### Items from an interface collection
------------------------------------------------------------------------

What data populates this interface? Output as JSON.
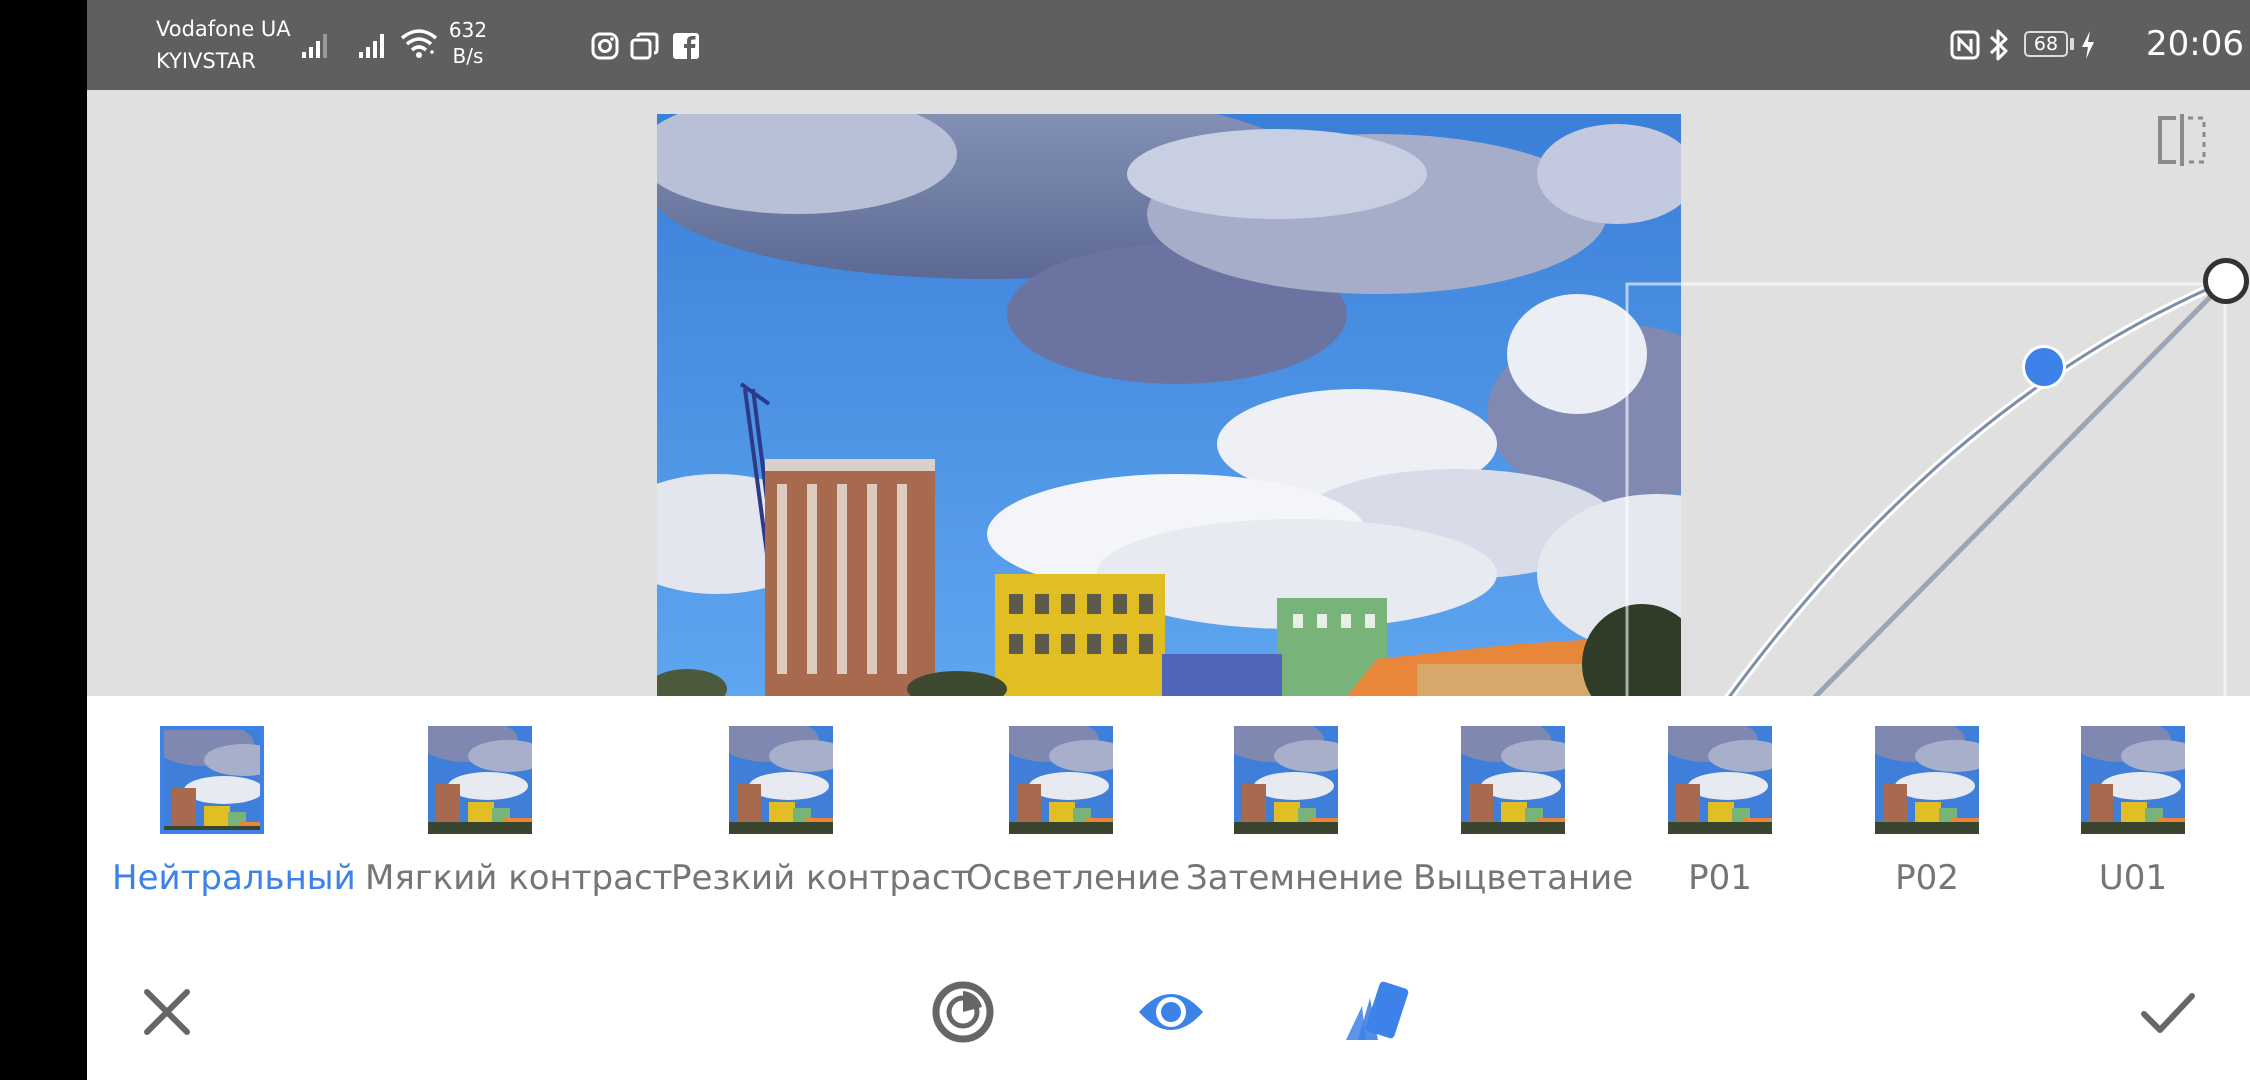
{
  "status_bar": {
    "carrier_1": "Vodafone UA",
    "carrier_2": "KYIVSTAR",
    "net_speed_value": "632",
    "net_speed_unit": "B/s",
    "battery": "68",
    "time": "20:06"
  },
  "presets": [
    {
      "label": "Нейтральный",
      "selected": true
    },
    {
      "label": "Мягкий контраст",
      "selected": false
    },
    {
      "label": "Резкий контраст",
      "selected": false
    },
    {
      "label": "Осветление",
      "selected": false
    },
    {
      "label": "Затемнение",
      "selected": false
    },
    {
      "label": "Выцветание",
      "selected": false
    },
    {
      "label": "P01",
      "selected": false
    },
    {
      "label": "P02",
      "selected": false
    },
    {
      "label": "U01",
      "selected": false
    }
  ],
  "toolbar": {
    "cancel": "close-icon",
    "tool_1": "auto-adjust-icon",
    "tool_2": "eye-icon",
    "tool_3": "styles-icon",
    "apply": "check-icon"
  },
  "colors": {
    "accent": "#3d82e8",
    "status_bar": "#5f5f5f",
    "editor_bg": "#e0e0e0",
    "label_gray": "#757575"
  }
}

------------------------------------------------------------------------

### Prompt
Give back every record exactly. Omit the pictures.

### Expected answer
What data populates this interface? Output as JSON.
{
  "status_bar": {
    "carrier_1": "Vodafone UA",
    "carrier_2": "KYIVSTAR",
    "net_speed_value": "632",
    "net_speed_unit": "B/s",
    "battery": "68",
    "time": "20:06"
  },
  "presets": [
    {
      "label": "Нейтральный",
      "selected": true
    },
    {
      "label": "Мягкий контраст",
      "selected": false
    },
    {
      "label": "Резкий контраст",
      "selected": false
    },
    {
      "label": "Осветление",
      "selected": false
    },
    {
      "label": "Затемнение",
      "selected": false
    },
    {
      "label": "Выцветание",
      "selected": false
    },
    {
      "label": "P01",
      "selected": false
    },
    {
      "label": "P02",
      "selected": false
    },
    {
      "label": "U01",
      "selected": false
    }
  ],
  "toolbar": {
    "cancel": "close-icon",
    "tool_1": "auto-adjust-icon",
    "tool_2": "eye-icon",
    "tool_3": "styles-icon",
    "apply": "check-icon"
  },
  "colors": {
    "accent": "#3d82e8",
    "status_bar": "#5f5f5f",
    "editor_bg": "#e0e0e0",
    "label_gray": "#757575"
  }
}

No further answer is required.